New York City Theater
"The Unavoidable Disappearance of Tom Durnin"
Laura Pels Theater
It’s not about the Madoffs. Yet it is, in a general way, since the remote but compelling “The Unavoidable Disappearance of Tom Durnin” is about capitalism, its ambitions and its sins.
Nor is it about only wealthy capitalists, either, although the get--rich-quick scheme that puts these characters in hot water required hefty investments. Its outline could just as easily fit impoverished Willy Loman in ”Death of a Salesman” as it can the eponymous, once successful anti-hero of Steven Levenson’s new play.
Tom Durnin, just returned from a five-year stint in jail for fraud, says he has no place to live and wants to crash with his 20-something son, James. Never mind that he’s ruined James’ life. The once-promising son had to leave Yale for lack of money and is now reduced to selling stethoscopes.
Never mind, too, that Tom’s former wife wants nothing to with him: he’s still desperate to contact her. Or that, knowing his daughter feels the same antipathy, he asks her husband, who works at the firm where Tom once did, to try to get him reinstated. Implied is an “or else,” as Tom makes vague threats about damaging information in his possession.
“I need my family,” says Tom. “Loyalty is a thing that actually means something.” Although he tries to ingratiate himself, Tom opened “a wound that will never go away.”
James gives into his father’s pleadings for shelter (but for one month only), remembering the good times they had. Seeking escape from his past, James has been taking a writing course at a local community college. There he meets quirky fellow student Katie who, like Tom, has been unlucky in relationships.
The idea of not being able to start over unless history is erased hangs over this misanthropic work. These are characters who deal with the past by either running away or trying to recreate it. The situation skirts tragedy but the characters don’t seem to learn anything, nor do we. Their faults lie not with outside forces but in themselves and those are only minimally explored.

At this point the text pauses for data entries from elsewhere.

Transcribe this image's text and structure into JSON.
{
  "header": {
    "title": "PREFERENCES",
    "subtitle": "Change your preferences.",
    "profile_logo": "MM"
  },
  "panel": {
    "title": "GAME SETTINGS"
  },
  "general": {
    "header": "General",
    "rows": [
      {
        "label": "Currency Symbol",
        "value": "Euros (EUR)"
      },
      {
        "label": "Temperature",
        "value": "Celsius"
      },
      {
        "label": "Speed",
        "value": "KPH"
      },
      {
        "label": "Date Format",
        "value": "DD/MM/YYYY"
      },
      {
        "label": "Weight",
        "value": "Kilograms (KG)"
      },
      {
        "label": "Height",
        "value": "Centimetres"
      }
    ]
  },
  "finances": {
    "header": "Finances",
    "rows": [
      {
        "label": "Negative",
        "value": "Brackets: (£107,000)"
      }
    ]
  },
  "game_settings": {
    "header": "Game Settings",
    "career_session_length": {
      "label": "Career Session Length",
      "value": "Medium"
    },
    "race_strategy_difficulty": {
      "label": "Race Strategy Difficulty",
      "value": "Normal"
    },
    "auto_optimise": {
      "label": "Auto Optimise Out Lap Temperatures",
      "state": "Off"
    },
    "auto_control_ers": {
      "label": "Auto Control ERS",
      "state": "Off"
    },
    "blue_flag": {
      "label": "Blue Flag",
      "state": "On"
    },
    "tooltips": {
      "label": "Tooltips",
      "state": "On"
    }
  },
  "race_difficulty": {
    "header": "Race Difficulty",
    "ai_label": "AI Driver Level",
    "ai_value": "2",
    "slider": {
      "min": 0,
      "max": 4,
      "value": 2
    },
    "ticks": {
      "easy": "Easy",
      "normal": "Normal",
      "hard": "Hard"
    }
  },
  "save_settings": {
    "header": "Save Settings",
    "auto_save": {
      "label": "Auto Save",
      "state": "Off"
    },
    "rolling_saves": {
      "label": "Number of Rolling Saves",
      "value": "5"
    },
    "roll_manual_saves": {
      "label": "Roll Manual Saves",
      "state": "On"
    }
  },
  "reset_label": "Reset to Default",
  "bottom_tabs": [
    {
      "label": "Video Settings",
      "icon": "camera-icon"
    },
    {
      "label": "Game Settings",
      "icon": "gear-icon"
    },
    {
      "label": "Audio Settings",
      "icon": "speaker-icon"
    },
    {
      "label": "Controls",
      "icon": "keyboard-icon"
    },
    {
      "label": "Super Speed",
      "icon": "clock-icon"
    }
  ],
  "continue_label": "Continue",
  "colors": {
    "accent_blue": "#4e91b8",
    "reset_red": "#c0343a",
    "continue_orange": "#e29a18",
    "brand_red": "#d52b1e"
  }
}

As Tom, David Morse looms over everyone, both physically and psychologically. It’s a formidable performance. As James, Christopher Denham is a man defeated, a walking catatonic. Sarah Goldberg finds the humor in Katie, while Rich Sommer is wonderfully timorous as Chris, the son-in-law.
And then there’s the always brilliant Lisa Emery as bitter wife Karen. Whether coiled in her chair, waiting until ex-hubby Tom has finished his rant before striking, or forcing money on her reluctant son, Emery underscores everything with foreboding, a woman on the verge.
Gloomy is the word for Beowulf Boritt’s set and Donald Holder’s lighting design. Director Scott Ellis’s direction, like the play, both enervates and engrosses us in a tale about characters fighting not to give up on life.
--David A. Rosenberg
July 1, 2013